**ACTIVITY**: What is the number of lines in these records that hold the word "status"? Reply with that number alone.

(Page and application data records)
####

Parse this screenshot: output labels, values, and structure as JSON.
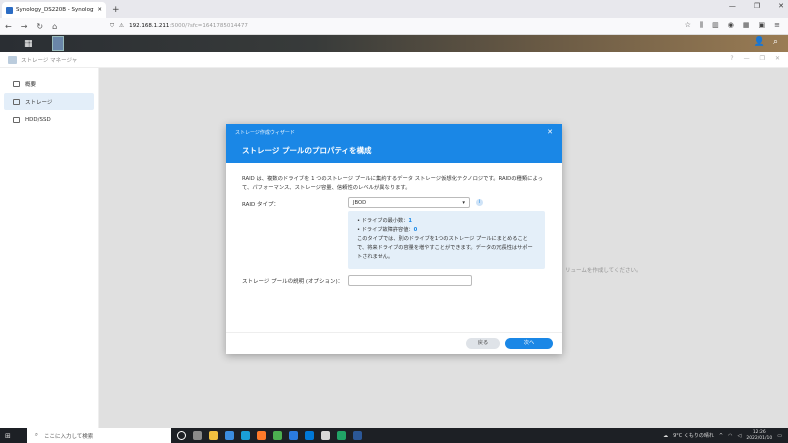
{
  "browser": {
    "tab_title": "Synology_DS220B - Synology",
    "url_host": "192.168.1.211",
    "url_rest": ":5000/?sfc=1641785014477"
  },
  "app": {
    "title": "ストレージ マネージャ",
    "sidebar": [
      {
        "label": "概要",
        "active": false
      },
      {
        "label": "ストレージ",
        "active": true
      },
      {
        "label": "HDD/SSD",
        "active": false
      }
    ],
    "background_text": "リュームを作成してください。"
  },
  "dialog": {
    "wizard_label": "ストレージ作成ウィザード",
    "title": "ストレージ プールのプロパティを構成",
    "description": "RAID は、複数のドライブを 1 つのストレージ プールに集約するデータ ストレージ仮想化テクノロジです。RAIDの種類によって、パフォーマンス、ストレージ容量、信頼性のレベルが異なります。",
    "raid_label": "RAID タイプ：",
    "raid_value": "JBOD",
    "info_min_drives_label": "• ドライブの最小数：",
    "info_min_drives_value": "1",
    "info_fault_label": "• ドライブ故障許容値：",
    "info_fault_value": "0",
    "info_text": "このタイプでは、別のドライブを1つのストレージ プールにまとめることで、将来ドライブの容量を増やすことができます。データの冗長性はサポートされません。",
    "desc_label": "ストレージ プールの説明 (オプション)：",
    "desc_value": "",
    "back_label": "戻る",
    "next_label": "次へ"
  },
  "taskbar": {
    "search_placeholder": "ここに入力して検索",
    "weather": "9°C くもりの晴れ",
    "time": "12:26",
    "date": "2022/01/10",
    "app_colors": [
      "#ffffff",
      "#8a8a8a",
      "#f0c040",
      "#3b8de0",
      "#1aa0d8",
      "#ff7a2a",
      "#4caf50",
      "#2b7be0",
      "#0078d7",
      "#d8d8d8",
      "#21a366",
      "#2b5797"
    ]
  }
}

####

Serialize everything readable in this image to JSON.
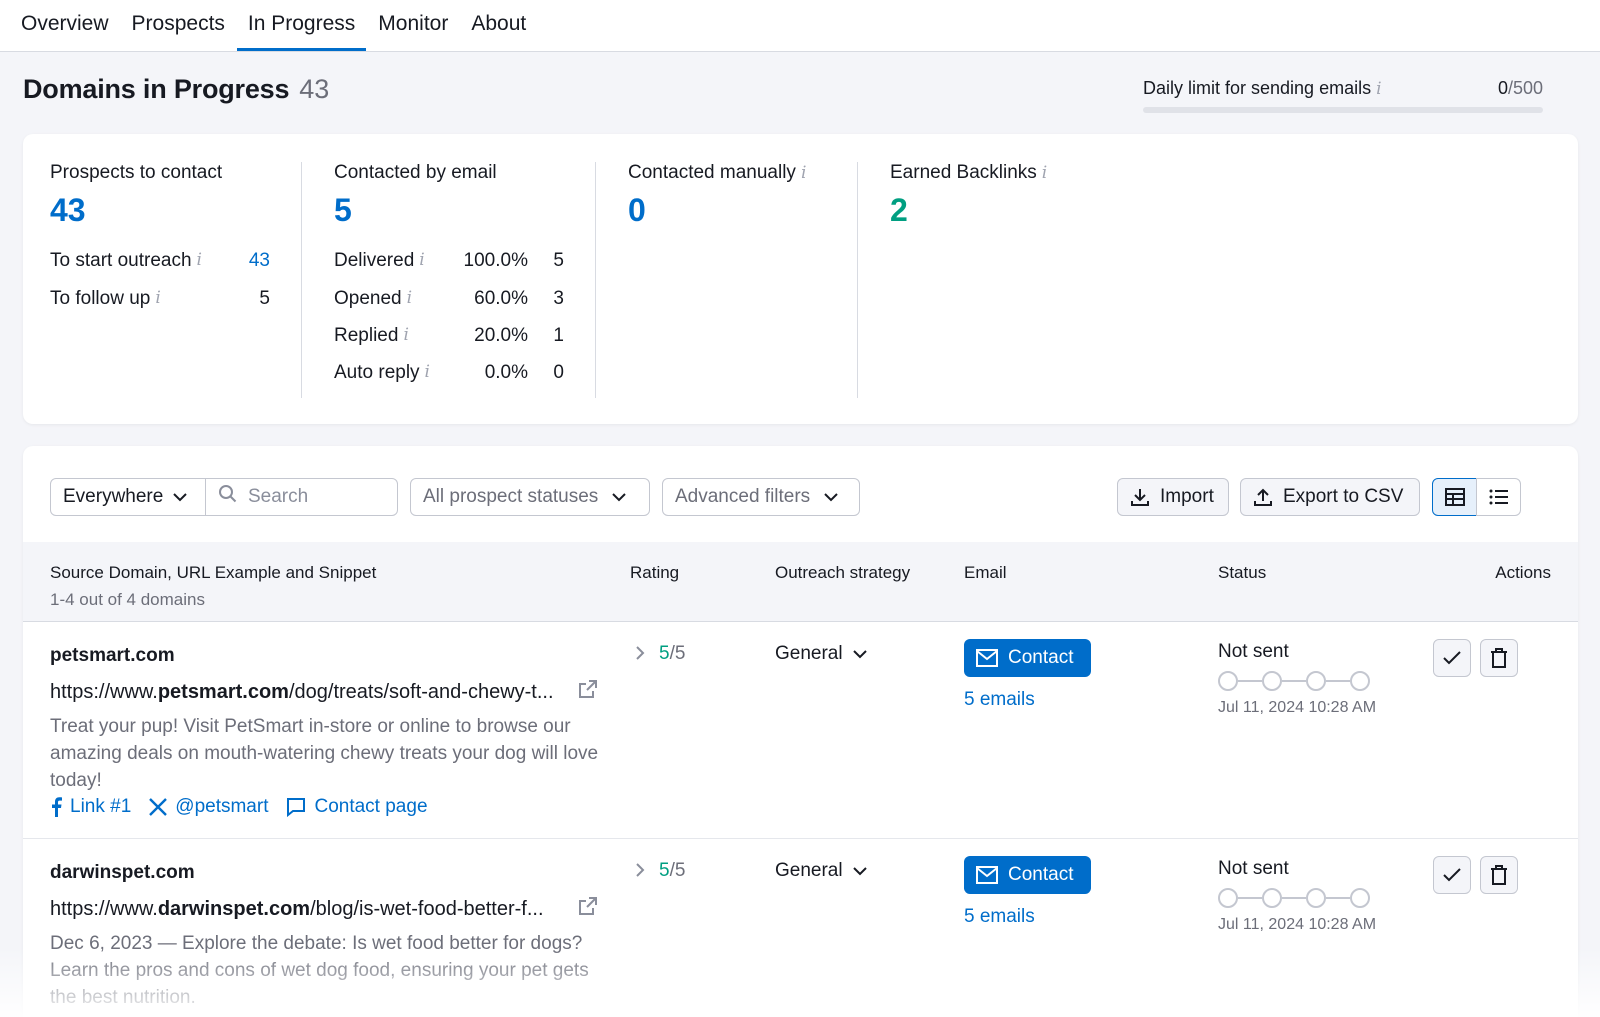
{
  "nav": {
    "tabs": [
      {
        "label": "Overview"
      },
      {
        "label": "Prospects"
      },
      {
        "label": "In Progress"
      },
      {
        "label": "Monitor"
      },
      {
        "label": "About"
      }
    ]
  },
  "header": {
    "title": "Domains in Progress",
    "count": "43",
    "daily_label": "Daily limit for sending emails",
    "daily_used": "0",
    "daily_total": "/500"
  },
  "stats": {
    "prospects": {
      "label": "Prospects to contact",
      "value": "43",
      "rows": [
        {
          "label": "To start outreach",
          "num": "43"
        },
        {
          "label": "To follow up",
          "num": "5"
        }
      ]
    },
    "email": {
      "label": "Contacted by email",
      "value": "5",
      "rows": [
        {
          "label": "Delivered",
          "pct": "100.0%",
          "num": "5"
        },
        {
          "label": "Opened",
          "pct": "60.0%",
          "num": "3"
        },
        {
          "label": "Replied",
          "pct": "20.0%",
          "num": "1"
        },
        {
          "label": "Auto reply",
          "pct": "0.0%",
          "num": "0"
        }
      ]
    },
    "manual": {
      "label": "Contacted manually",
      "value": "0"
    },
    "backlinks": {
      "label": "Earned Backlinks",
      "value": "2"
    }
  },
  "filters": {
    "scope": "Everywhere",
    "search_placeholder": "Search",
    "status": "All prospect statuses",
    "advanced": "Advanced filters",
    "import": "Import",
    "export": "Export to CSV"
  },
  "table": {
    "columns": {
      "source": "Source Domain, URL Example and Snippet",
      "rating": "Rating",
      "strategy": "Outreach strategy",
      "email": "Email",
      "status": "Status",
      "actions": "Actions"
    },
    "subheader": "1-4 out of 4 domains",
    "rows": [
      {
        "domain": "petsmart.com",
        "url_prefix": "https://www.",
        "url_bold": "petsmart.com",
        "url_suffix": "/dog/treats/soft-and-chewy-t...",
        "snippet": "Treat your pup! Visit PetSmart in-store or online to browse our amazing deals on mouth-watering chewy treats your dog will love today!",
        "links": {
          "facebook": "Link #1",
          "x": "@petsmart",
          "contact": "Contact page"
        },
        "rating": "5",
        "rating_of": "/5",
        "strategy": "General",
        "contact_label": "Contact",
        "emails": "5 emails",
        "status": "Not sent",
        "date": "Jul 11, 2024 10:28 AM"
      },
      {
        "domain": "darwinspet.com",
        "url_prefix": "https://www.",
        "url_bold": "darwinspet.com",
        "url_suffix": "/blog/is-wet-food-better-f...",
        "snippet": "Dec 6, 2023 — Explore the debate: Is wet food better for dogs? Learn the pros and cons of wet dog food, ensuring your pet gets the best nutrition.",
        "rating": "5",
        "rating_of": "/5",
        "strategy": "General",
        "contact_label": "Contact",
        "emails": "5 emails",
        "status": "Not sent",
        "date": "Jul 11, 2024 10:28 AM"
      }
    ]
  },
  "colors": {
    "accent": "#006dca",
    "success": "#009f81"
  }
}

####

**OUTPUT BELOW**: 4